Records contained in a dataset
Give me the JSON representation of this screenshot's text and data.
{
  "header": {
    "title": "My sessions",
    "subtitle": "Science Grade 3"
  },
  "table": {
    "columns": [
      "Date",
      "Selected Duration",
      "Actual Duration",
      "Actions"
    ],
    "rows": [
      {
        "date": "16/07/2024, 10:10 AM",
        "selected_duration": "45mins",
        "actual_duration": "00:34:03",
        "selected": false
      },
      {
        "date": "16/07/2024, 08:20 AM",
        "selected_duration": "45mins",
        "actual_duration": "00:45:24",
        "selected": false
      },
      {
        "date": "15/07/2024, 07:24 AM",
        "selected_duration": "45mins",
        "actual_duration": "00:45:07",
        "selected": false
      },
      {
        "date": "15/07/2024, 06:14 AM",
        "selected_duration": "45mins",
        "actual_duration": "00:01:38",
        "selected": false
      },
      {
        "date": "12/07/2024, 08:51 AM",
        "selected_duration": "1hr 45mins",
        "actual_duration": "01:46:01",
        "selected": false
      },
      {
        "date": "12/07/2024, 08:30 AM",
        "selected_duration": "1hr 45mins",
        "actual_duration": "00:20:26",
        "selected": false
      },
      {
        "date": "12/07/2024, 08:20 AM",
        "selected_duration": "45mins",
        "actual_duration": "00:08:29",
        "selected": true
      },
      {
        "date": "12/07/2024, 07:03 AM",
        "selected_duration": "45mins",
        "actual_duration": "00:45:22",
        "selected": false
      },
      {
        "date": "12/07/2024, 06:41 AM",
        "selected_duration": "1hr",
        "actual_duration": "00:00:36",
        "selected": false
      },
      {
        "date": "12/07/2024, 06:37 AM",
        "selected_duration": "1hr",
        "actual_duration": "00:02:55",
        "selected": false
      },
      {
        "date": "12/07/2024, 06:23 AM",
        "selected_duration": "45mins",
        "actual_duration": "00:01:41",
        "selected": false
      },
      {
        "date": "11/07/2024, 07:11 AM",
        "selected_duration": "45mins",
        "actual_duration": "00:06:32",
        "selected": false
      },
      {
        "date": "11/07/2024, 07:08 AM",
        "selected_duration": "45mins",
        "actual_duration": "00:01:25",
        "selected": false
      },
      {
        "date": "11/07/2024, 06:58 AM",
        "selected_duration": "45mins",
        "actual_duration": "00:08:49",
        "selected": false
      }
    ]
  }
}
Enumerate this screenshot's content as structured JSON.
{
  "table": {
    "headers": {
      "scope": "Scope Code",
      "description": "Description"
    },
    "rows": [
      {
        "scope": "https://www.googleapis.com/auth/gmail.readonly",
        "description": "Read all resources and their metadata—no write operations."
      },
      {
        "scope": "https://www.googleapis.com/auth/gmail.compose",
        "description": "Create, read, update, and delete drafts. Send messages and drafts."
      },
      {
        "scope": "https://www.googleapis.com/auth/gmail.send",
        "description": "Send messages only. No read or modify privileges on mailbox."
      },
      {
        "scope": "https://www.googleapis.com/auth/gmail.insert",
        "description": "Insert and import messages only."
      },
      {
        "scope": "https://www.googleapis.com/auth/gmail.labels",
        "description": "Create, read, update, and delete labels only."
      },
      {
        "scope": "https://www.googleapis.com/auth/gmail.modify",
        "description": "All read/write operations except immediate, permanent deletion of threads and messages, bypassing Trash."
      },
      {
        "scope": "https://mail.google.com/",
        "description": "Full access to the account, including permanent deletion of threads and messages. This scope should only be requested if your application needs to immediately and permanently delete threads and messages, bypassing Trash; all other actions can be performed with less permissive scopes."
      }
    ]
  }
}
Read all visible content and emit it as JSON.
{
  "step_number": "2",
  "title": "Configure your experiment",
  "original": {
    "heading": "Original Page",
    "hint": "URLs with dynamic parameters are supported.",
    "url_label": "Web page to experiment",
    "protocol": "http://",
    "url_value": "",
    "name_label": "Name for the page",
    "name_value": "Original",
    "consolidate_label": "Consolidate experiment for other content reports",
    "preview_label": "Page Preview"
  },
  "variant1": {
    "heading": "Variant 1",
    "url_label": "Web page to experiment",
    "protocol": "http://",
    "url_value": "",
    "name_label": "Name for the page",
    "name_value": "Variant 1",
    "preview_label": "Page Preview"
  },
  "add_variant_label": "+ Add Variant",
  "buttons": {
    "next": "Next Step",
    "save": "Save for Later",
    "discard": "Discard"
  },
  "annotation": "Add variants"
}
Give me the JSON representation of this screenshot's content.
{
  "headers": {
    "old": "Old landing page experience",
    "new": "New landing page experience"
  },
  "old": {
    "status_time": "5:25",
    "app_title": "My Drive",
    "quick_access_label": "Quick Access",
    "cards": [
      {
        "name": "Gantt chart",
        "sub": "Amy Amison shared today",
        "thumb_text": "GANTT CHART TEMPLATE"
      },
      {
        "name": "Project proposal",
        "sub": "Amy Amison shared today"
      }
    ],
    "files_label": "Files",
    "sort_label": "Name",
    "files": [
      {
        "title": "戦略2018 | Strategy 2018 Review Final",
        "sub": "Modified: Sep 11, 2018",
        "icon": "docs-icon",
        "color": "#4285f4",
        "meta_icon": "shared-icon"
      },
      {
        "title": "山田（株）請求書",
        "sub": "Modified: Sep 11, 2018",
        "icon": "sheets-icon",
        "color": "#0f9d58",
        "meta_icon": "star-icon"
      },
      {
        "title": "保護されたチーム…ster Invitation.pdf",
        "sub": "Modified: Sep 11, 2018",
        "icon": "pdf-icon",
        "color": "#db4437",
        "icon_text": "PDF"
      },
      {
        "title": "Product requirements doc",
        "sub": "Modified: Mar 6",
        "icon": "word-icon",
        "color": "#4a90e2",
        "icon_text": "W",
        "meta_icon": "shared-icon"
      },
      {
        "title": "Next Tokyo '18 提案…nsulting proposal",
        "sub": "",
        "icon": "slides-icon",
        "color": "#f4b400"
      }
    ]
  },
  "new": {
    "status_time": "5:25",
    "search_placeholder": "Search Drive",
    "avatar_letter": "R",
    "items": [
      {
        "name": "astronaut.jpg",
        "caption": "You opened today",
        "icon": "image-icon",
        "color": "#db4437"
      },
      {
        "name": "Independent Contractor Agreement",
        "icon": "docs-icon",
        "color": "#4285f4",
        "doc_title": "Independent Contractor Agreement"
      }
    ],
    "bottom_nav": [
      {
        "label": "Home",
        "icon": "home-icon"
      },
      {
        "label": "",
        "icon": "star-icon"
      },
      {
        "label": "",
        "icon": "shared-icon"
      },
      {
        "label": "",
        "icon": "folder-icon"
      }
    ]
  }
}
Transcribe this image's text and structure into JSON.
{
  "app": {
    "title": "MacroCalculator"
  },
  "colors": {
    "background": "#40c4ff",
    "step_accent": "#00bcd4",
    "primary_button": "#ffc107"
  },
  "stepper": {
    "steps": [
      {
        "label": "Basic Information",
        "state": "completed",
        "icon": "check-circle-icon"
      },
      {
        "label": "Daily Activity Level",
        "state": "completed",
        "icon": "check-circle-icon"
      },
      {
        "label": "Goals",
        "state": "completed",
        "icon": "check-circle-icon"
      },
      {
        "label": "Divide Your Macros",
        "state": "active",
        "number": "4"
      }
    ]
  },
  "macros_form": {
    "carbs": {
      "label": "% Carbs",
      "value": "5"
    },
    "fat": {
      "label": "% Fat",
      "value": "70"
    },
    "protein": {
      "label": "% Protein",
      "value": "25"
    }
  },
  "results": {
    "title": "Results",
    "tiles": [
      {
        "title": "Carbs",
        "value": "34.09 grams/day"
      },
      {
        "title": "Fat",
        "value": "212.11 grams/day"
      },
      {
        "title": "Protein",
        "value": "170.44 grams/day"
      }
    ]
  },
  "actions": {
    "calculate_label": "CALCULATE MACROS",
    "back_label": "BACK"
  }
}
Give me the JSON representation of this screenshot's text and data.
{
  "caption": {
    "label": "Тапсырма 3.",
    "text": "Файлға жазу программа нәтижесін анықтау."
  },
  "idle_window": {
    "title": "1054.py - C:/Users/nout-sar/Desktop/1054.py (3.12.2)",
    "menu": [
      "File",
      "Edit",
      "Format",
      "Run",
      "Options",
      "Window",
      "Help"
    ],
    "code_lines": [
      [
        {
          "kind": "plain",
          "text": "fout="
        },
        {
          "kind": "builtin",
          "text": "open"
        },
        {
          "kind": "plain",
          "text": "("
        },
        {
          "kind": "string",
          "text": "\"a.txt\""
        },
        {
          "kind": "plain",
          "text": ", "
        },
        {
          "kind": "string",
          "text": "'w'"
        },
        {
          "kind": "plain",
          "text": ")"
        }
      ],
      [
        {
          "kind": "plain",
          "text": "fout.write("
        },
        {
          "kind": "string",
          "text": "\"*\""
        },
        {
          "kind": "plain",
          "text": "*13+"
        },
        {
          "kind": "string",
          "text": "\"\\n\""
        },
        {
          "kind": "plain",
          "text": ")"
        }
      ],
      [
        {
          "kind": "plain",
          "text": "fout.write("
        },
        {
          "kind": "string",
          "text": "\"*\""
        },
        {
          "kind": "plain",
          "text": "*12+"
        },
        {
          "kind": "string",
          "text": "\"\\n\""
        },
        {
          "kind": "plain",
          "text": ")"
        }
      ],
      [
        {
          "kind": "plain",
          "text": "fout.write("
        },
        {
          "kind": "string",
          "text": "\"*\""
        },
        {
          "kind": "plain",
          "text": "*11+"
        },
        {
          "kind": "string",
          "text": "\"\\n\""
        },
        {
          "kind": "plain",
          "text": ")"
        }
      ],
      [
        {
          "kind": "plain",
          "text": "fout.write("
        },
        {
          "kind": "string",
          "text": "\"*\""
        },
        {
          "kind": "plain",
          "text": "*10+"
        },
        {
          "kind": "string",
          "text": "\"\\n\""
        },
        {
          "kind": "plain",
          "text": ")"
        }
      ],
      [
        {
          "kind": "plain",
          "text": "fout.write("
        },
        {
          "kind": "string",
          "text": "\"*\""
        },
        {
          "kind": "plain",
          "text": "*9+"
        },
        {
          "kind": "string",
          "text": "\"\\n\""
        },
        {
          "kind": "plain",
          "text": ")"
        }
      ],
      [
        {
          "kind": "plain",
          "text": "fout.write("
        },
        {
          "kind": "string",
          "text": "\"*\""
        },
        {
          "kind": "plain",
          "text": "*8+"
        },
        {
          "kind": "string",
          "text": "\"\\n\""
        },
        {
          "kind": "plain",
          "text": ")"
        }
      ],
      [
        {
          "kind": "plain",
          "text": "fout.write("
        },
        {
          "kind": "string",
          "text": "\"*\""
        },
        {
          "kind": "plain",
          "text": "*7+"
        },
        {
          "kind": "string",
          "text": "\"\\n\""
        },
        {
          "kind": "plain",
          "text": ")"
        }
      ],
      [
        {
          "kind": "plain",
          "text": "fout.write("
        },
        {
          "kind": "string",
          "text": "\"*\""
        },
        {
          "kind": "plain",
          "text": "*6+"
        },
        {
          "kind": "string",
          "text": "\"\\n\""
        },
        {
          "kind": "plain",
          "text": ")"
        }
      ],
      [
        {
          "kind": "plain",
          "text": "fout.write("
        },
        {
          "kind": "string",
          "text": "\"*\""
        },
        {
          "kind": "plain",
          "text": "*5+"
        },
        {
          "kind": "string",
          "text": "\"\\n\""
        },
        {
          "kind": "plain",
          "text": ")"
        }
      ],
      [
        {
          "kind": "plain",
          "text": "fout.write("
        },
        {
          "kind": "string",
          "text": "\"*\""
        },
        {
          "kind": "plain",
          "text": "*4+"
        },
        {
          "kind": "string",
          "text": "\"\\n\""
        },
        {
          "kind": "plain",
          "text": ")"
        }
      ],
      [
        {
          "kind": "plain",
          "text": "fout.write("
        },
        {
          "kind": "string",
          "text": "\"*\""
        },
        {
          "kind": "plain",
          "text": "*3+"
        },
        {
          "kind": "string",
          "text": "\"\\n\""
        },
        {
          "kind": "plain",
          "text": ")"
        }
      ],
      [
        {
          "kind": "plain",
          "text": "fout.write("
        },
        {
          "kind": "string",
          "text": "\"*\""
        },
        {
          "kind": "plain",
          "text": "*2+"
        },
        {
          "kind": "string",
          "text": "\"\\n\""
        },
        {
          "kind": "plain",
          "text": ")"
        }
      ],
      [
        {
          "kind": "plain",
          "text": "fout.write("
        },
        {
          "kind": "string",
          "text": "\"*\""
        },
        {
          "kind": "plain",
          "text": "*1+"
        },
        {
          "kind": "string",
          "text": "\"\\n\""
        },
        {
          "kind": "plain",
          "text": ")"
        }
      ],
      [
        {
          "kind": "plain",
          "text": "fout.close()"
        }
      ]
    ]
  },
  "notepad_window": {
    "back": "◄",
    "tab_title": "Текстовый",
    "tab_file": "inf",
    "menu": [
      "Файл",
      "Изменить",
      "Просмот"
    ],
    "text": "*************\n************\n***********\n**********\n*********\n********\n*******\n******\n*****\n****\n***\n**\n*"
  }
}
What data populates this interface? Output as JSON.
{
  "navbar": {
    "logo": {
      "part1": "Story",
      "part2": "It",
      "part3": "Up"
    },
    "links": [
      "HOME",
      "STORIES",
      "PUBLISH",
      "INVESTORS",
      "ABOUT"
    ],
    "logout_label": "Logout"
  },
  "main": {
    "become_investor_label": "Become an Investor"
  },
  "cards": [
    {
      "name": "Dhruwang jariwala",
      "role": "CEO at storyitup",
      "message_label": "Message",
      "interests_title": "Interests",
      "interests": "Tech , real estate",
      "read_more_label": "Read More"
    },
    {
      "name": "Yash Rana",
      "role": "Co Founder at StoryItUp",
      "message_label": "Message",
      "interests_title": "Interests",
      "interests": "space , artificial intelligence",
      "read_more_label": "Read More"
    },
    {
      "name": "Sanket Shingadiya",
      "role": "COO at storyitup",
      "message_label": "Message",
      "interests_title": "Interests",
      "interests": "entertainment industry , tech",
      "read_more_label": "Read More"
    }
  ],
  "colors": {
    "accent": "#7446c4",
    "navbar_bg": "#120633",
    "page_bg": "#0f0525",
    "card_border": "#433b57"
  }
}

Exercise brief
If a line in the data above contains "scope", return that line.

Solution to this problem
      "scope": "Scope Code",
        "scope": "https://www.googleapis.com/auth/gmail.readonly",
        "scope": "https://www.googleapis.com/auth/gmail.compose",
        "scope": "https://www.googleapis.com/auth/gmail.send",
        "scope": "https://www.googleapis.com/auth/gmail.insert",
        "scope": "https://www.googleapis.com/auth/gmail.labels",
        "scope": "https://www.googleapis.com/auth/gmail.modify",
        "scope": "https://mail.google.com/",
        "description": "Full access to the account, including permanent deletion of threads and messages. This scope should only be requested if your application needs to immediately and permanently delete threads and messages, bypassing Trash; all other actions can be performed with less permissive scopes."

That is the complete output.